### ASSIGNMENT:
Only one number is wanted: the count of lines in the records below that hold the word "this".

### EXERCISE MATERIALS:
--------------------
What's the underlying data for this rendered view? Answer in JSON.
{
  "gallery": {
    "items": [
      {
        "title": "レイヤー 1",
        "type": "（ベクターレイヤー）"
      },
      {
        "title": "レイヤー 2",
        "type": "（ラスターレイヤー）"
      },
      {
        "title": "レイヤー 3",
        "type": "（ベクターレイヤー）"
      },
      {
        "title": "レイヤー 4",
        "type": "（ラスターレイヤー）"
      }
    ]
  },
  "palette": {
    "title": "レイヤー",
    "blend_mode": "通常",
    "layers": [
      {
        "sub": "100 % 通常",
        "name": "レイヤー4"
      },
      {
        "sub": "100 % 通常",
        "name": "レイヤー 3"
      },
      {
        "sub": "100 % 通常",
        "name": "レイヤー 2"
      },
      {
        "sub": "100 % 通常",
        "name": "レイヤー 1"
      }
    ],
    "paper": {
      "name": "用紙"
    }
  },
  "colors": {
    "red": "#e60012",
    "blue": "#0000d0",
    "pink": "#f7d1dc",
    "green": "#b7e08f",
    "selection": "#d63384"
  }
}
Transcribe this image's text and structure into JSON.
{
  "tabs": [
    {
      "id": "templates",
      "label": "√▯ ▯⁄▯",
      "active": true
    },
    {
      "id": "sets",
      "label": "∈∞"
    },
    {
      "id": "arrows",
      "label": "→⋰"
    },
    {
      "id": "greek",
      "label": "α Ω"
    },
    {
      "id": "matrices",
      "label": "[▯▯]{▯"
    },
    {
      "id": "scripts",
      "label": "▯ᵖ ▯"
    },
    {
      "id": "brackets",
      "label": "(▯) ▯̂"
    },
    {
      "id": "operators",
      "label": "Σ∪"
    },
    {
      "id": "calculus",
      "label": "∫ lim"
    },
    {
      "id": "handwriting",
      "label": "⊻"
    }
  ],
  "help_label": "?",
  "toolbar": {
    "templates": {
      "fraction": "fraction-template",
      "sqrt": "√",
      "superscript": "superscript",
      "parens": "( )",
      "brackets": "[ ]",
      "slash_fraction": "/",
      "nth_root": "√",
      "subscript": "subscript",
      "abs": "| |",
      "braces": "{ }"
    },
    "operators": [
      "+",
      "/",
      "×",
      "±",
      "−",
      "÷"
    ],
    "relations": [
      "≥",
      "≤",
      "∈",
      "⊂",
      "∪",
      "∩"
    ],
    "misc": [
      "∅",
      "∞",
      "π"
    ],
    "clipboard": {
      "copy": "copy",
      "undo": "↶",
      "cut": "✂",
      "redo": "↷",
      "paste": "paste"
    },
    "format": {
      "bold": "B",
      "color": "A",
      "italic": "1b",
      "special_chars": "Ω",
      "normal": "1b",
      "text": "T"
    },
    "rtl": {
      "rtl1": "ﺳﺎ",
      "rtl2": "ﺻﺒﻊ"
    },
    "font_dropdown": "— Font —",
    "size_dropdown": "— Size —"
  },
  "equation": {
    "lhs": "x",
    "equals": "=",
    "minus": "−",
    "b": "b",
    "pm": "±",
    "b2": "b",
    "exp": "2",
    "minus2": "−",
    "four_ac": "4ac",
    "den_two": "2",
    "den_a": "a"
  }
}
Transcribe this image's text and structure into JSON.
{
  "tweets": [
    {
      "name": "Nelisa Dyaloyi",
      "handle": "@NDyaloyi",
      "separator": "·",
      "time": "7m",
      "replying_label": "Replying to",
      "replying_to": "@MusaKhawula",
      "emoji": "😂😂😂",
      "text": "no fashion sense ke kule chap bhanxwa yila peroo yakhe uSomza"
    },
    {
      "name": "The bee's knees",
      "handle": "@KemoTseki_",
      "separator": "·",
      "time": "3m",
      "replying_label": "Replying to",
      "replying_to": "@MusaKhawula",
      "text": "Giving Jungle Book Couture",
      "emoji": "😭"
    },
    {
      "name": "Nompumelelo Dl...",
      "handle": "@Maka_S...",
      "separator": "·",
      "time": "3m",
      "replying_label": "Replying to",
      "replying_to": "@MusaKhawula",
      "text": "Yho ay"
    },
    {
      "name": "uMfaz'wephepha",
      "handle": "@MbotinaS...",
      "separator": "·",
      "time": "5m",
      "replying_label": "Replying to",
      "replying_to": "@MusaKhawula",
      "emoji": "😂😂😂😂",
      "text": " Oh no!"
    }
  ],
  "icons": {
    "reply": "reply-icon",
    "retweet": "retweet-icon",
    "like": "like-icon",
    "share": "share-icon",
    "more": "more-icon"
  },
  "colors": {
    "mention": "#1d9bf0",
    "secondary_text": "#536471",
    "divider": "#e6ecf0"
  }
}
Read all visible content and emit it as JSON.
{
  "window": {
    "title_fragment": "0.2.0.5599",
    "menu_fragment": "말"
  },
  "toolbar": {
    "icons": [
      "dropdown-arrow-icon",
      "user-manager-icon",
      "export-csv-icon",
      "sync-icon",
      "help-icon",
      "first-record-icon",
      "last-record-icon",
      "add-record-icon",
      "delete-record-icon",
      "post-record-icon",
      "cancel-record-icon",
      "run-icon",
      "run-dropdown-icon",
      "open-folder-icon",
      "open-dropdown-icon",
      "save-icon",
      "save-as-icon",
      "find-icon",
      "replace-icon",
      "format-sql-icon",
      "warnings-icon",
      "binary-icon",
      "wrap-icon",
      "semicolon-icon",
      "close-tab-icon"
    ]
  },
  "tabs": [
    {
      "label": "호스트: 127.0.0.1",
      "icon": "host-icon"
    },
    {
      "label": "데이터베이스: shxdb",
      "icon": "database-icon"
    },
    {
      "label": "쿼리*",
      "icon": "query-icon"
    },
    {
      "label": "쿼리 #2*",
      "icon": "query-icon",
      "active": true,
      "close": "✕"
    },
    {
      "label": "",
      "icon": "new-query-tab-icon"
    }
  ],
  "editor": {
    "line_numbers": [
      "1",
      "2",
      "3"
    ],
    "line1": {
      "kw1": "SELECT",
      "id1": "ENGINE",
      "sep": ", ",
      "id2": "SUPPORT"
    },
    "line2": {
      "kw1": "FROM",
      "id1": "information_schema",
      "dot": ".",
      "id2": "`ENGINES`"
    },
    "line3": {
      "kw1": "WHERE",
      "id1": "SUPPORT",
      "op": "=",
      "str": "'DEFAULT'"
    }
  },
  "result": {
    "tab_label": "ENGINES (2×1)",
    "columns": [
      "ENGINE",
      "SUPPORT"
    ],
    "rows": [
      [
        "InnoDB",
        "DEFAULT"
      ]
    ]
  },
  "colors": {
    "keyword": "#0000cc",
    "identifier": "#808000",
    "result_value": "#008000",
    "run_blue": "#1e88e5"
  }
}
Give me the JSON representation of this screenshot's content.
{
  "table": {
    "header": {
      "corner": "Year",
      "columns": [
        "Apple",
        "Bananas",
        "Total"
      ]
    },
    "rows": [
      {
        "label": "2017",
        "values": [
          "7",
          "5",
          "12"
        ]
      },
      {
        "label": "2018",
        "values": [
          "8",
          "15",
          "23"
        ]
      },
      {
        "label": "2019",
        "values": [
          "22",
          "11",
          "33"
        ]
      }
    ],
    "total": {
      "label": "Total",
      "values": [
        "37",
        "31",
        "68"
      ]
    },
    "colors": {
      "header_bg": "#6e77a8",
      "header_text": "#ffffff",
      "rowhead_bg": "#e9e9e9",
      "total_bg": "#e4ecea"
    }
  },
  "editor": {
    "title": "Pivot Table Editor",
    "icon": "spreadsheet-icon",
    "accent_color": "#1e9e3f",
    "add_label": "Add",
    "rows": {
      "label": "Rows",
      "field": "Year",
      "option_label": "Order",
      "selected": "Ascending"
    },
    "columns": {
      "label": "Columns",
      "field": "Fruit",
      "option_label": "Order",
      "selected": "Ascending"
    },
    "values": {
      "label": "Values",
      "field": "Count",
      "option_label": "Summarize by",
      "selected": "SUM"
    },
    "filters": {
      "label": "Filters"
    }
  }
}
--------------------
### RESULT BELOW:
4